• Task goal:
Only the lines holding the string "emoji" are needed; copy each of them from the data.

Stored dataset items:
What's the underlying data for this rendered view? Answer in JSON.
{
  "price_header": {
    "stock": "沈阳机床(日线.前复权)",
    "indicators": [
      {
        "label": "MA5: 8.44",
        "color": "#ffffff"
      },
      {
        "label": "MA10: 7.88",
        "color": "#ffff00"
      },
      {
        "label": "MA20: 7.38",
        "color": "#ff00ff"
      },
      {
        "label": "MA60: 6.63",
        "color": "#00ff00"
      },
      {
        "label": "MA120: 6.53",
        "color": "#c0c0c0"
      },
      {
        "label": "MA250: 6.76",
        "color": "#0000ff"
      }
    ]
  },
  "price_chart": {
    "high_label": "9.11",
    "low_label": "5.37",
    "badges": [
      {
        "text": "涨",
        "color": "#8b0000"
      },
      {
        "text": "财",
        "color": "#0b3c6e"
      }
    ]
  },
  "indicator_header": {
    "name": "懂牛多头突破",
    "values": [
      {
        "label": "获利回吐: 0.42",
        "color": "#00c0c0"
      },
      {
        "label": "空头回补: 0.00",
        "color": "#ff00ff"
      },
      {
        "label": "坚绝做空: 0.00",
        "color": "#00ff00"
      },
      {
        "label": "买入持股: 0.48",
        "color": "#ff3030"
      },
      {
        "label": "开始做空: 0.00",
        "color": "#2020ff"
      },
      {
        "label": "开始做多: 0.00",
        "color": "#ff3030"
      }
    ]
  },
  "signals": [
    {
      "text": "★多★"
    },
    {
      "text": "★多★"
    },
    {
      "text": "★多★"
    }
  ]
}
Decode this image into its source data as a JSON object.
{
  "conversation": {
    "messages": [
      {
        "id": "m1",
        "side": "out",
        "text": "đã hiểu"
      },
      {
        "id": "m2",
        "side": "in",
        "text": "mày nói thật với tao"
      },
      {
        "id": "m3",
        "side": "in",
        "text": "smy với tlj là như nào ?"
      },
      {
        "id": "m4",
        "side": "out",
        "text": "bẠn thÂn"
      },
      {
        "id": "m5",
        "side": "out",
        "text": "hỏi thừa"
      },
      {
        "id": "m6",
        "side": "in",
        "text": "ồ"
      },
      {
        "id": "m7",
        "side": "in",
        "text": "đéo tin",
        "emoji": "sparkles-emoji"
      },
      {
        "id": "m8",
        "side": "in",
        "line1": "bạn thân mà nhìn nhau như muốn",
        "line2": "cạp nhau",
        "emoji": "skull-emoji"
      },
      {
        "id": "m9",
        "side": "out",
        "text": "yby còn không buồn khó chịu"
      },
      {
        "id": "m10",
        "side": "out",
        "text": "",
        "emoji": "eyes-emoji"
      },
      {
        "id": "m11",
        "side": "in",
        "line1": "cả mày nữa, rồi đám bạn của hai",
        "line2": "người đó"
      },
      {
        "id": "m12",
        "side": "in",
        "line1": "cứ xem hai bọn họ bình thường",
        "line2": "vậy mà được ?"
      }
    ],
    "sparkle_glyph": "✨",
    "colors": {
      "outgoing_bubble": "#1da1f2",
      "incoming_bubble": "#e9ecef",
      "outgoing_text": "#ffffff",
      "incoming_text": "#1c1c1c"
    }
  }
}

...

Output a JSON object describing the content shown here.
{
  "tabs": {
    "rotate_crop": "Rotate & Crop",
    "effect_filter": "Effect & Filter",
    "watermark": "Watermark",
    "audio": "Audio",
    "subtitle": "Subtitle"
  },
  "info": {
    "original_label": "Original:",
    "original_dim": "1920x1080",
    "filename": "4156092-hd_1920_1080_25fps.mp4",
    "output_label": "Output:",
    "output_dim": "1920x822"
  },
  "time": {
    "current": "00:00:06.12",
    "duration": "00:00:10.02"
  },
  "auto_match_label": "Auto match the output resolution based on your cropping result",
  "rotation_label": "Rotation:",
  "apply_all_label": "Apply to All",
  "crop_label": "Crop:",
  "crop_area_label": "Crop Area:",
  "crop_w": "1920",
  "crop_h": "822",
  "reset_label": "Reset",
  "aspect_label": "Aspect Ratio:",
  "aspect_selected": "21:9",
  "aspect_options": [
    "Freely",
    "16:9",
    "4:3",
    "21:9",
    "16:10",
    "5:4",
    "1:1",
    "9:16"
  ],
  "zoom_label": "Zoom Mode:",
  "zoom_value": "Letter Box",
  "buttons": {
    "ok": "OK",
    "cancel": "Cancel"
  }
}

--

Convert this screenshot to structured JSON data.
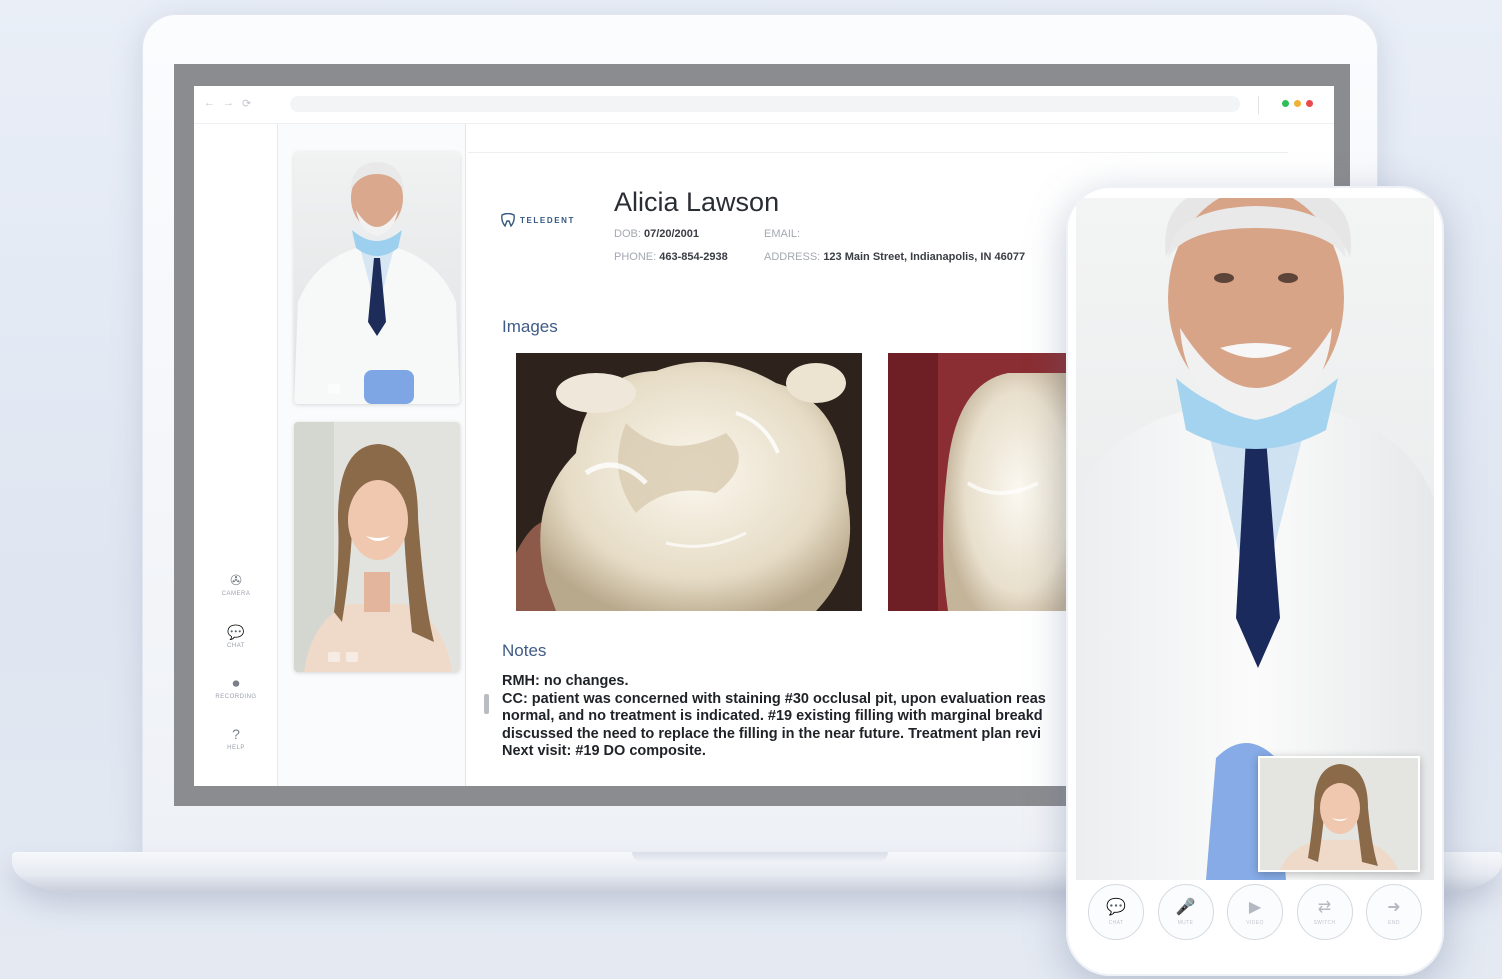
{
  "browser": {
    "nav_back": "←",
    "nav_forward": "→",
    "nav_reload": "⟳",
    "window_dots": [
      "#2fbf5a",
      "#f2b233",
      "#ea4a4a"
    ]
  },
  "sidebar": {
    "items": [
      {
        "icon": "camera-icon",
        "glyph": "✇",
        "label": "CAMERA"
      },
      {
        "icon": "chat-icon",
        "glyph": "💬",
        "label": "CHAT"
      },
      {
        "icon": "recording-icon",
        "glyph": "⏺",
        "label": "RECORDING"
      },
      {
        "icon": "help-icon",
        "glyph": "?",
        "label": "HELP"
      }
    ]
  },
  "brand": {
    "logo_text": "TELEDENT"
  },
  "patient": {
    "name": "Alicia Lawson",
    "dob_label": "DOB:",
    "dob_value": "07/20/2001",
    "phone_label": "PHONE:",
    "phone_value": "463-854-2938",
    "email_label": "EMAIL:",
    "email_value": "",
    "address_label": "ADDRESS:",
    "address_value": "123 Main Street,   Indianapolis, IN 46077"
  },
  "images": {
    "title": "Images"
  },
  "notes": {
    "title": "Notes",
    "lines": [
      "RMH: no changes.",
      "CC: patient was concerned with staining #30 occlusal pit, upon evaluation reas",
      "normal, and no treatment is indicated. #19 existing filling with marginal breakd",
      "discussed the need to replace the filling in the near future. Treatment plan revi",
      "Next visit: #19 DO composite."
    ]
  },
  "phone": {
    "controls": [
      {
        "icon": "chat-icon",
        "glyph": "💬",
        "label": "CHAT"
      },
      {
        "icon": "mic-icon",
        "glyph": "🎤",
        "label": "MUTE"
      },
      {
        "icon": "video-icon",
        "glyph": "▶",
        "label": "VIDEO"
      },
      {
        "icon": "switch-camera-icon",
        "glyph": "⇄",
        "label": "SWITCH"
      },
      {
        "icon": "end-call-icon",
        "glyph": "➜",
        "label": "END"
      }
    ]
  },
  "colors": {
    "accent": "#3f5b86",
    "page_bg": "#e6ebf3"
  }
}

• Result:
        "emoji": "sparkles-emoji"
        "emoji": "skull-emoji"
        "emoji": "eyes-emoji"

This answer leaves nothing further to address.